YOUR OBJECTIVE:
Find all lines in the listing that include the word "data", then copy them.

TASK MATERIAL:
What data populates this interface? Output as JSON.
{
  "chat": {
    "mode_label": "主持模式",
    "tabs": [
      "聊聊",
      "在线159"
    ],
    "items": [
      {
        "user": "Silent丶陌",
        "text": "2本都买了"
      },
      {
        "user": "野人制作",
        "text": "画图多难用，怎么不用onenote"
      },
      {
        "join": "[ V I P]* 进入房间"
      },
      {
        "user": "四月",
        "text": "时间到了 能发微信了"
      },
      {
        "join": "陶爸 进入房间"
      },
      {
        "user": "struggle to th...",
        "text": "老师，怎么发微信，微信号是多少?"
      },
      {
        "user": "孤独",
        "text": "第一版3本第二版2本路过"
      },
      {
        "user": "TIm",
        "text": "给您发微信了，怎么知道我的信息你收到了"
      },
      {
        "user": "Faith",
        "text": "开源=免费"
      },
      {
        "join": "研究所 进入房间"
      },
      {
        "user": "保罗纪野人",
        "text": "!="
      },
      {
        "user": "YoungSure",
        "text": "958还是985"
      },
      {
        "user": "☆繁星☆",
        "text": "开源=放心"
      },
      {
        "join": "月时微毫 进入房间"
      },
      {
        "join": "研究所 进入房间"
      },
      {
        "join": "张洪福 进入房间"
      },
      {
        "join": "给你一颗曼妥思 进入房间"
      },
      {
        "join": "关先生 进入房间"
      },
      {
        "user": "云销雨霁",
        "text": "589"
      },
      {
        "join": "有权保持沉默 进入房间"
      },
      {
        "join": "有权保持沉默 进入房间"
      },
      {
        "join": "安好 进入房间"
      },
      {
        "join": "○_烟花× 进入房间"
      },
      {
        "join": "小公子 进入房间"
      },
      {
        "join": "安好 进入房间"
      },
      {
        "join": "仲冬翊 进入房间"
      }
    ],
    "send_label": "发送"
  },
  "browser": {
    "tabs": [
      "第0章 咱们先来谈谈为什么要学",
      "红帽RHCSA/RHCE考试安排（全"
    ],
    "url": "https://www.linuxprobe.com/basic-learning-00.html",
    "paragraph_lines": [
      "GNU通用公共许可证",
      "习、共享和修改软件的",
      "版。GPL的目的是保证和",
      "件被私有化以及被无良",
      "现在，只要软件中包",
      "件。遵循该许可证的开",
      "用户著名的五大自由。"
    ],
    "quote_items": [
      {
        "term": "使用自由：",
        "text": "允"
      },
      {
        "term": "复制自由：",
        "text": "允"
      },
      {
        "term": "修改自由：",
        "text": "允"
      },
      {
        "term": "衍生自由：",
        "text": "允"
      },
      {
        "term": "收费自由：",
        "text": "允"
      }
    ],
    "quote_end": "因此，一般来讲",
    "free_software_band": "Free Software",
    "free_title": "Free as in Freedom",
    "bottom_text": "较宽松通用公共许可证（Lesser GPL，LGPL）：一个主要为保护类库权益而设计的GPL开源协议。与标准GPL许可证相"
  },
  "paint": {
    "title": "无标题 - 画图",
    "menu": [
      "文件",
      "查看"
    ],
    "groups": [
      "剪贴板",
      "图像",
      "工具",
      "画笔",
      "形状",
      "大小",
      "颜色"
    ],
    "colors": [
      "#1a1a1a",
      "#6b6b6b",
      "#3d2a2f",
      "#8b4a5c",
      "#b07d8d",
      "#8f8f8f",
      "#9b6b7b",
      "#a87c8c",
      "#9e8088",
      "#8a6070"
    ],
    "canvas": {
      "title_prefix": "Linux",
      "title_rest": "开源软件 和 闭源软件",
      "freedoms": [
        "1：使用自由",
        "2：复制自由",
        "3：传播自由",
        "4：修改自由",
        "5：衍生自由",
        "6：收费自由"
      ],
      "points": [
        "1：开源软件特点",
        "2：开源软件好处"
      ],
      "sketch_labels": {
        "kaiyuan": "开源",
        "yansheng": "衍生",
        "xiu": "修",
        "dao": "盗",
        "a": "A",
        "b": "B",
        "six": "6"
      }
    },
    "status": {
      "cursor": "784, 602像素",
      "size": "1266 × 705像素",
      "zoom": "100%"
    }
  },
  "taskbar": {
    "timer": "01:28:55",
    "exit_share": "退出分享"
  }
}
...
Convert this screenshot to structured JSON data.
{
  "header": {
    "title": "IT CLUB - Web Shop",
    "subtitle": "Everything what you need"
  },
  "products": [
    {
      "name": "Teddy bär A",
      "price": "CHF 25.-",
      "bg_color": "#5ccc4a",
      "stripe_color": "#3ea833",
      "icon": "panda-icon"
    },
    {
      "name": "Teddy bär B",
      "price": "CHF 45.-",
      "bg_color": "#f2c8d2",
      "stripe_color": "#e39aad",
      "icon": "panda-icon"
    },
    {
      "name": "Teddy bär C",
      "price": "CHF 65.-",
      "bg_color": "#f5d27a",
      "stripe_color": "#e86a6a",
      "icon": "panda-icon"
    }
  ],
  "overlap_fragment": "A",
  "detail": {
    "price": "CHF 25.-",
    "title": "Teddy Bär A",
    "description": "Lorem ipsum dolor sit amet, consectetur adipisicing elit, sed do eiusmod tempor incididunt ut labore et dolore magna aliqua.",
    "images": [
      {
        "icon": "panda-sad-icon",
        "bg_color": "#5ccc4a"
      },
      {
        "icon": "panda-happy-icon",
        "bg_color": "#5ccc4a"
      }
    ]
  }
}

RESPONSE:
What data populates this interface? Output as JSON.
Convert this screenshot to structured JSON data.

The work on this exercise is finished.